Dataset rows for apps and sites
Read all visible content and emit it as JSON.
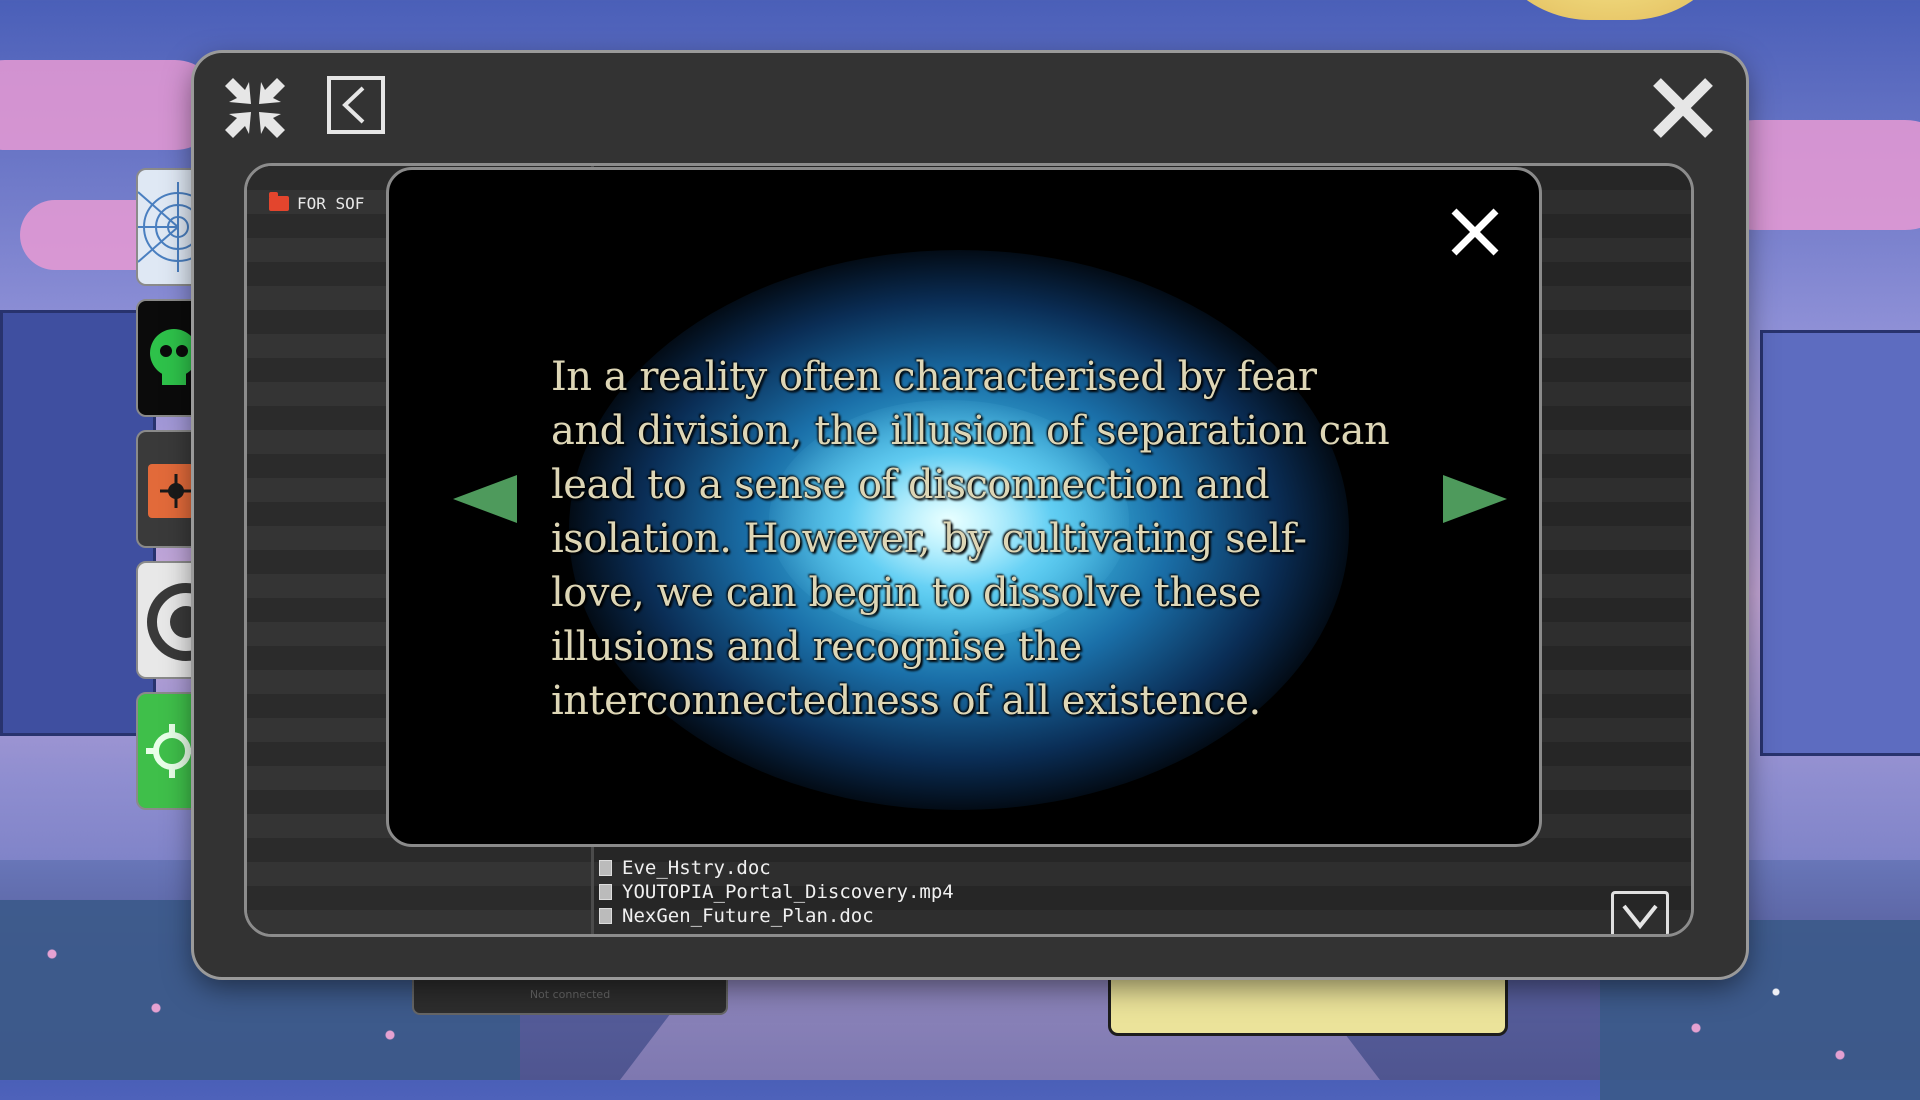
{
  "window": {
    "collapse_icon": "collapse-arrows-icon",
    "back_icon": "back-chevron-icon",
    "close_icon": "close-x-icon"
  },
  "sidebar": {
    "folder_label": "FOR SOF",
    "folder_icon": "folder-icon"
  },
  "files": [
    {
      "name": "Eve_Hstry.doc",
      "icon": "document-icon"
    },
    {
      "name": "YOUTOPIA_Portal_Discovery.mp4",
      "icon": "document-icon"
    },
    {
      "name": "NexGen_Future_Plan.doc",
      "icon": "document-icon"
    }
  ],
  "modal": {
    "quote": "In a reality often characterised by fear and division, the illusion of separation can lead to a sense of disconnection and isolation. However, by cultivating self-love, we can begin to dissolve these illusions and recognise the interconnectedness of all existence.",
    "prev_icon": "arrow-left-icon",
    "next_icon": "arrow-right-icon",
    "close_icon": "close-x-icon"
  },
  "background_widget": {
    "status_text": "Not connected"
  },
  "dock": [
    {
      "icon": "spiderweb-icon",
      "color": "#dfe8f4"
    },
    {
      "icon": "green-skull-icon",
      "color": "#0b0b0b"
    },
    {
      "icon": "orange-virus-icon",
      "color": "#e26a3a"
    },
    {
      "icon": "gray-ring-icon",
      "color": "#e8e8e8"
    },
    {
      "icon": "gear-icon",
      "color": "#3fbf4a"
    }
  ],
  "colors": {
    "window_bg": "#333333",
    "modal_bg": "#000000",
    "arrow_green": "#4e9a5c",
    "quote_text": "#ddd6b6",
    "glow_blue": "#3fb8e0"
  }
}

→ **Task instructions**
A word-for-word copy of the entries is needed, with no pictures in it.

→ **Solution to this exercise**
Read all visible content and emit it as JSON.
{
  "window": {
    "collapse_icon": "collapse-arrows-icon",
    "back_icon": "back-chevron-icon",
    "close_icon": "close-x-icon"
  },
  "sidebar": {
    "folder_label": "FOR SOF",
    "folder_icon": "folder-icon"
  },
  "files": [
    {
      "name": "Eve_Hstry.doc",
      "icon": "document-icon"
    },
    {
      "name": "YOUTOPIA_Portal_Discovery.mp4",
      "icon": "document-icon"
    },
    {
      "name": "NexGen_Future_Plan.doc",
      "icon": "document-icon"
    }
  ],
  "modal": {
    "quote": "In a reality often characterised by fear and division, the illusion of separation can lead to a sense of disconnection and isolation. However, by cultivating self-love, we can begin to dissolve these illusions and recognise the interconnectedness of all existence.",
    "prev_icon": "arrow-left-icon",
    "next_icon": "arrow-right-icon",
    "close_icon": "close-x-icon"
  },
  "background_widget": {
    "status_text": "Not connected"
  },
  "dock": [
    {
      "icon": "spiderweb-icon",
      "color": "#dfe8f4"
    },
    {
      "icon": "green-skull-icon",
      "color": "#0b0b0b"
    },
    {
      "icon": "orange-virus-icon",
      "color": "#e26a3a"
    },
    {
      "icon": "gray-ring-icon",
      "color": "#e8e8e8"
    },
    {
      "icon": "gear-icon",
      "color": "#3fbf4a"
    }
  ],
  "colors": {
    "window_bg": "#333333",
    "modal_bg": "#000000",
    "arrow_green": "#4e9a5c",
    "quote_text": "#ddd6b6",
    "glow_blue": "#3fb8e0"
  }
}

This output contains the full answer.